Have to agree, but man, that “water spinach,” a new one on me was really delicious.
The water spinach was my favorite, too – that and the garlic vermicelli, which, it so happened, also came with shrimp. And I do love a good squirrel fish (named for the presentation, not the species), but Jiang Nan’s rendition was way too heavy on the sauce (which I scooped up nonetheless). Compare the version below, from the Dongbei restaurant Xing Shun Da, in Flushing.
Last night’s company, of course, was the best reason of all to get together. Till next time!
I’m not even sure that my viewpoint on last night is shared with everyone that was there, let alone thinking that what I had last night wouldn’t be different on another night. Frankly, I’d rather think that ours was the exception & not yours. As nice as they were, it would be a pleasure going back.
Agree with all the comments so far, and with @SteveR on the service, atmosphere, and plating. Premium pricing for Chinatown, which we knew going in, and not dissimilar from other similar places, but a better setting and service for the premium than others.
It bears mention that our choices were skewed to seafood and vegetables, away from meat and spicy options (the exceptions were a pork belly starter with spicy garlic paste and Peking duck).
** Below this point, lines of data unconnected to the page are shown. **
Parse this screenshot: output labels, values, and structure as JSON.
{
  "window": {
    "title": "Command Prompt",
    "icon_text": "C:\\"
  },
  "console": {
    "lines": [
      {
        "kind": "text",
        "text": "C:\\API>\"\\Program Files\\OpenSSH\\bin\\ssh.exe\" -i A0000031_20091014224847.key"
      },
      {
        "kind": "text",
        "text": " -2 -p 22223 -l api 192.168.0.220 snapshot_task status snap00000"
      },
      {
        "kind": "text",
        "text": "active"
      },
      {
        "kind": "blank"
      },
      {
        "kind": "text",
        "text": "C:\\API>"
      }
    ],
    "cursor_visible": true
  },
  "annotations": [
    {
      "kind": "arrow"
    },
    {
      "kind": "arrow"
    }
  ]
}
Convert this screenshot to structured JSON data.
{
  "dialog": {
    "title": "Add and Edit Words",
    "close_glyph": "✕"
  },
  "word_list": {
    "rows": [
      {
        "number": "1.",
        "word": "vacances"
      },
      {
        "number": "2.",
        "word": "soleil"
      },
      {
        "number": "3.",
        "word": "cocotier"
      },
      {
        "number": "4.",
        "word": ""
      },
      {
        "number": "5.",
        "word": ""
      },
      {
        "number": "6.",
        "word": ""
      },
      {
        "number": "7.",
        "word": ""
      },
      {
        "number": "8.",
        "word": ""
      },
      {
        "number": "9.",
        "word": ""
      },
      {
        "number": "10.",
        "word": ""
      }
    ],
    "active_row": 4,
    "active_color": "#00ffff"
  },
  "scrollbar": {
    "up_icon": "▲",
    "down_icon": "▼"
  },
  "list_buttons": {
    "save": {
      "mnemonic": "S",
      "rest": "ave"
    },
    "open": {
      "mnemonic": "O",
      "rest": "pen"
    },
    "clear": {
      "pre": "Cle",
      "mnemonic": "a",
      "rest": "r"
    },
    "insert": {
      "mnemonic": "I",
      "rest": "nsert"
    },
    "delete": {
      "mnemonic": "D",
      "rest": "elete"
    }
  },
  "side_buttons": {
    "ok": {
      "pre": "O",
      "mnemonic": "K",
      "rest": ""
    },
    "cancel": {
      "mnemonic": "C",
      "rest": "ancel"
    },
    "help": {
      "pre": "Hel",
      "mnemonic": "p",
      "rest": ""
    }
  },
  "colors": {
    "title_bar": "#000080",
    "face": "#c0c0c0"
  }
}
My favorites were probably the pork belly starter (cucumber aside, the spicy garlic paste was very good), the potatoes (texture was fine for me, a bite as one expects, but the shreds were skinnier), the water spinach, and the duck (moist meat, crisp skin, thin pancakes if a bit on the small side). None were AHA! versions that I feel the need to go back for, though.
The seafood rice and the fried tofu with seafood were major misses, both in terms of constitution (barely any seafood, sauce congealed quickly, rice was soggy) and flavor.
I’m not a sweet and sour fan, so I knew I wasn’t going to love the fish, but it was a good rendition for anyone who enjoys that flavor profile, and a dramatic presentation as with almost everything else.
I wasn’t expecting either the texture or sweetness in the lotus root (which I’ve eaten and enjoyed elsewhere, so it wasn’t newness), but that’s not their fault.
The vermicelli under the shrimp was flavorful from the sauce, but the shrimp itself was soft. Another lovely presentation, but perhaps made harder to eat than it needed to be.
There were things at other tables that looked tasty – whole fish in various preps, cauliflower, and so on, but our dishes looked great too, so that’s not anything to judge by.
All that said, it was a very fun evening with NYC Onions who make these gatherings enjoyable even with ups and downs on the food!
Adding to the pics:
Water spinach with fermented tofu sauce:
Seafood fried rice:
Fried tofu with mixed seafood sauce (steam from the sizzler plate in evidence):
Garlic shrimp over vermicelli:
Peking duck (half):
That water spinach with fermented tofu is one of my very favorites! Too few restaurants offer it these days. It looks like they are trying to keep prices down and skimping on expensive ingredients is their solution. Too bad!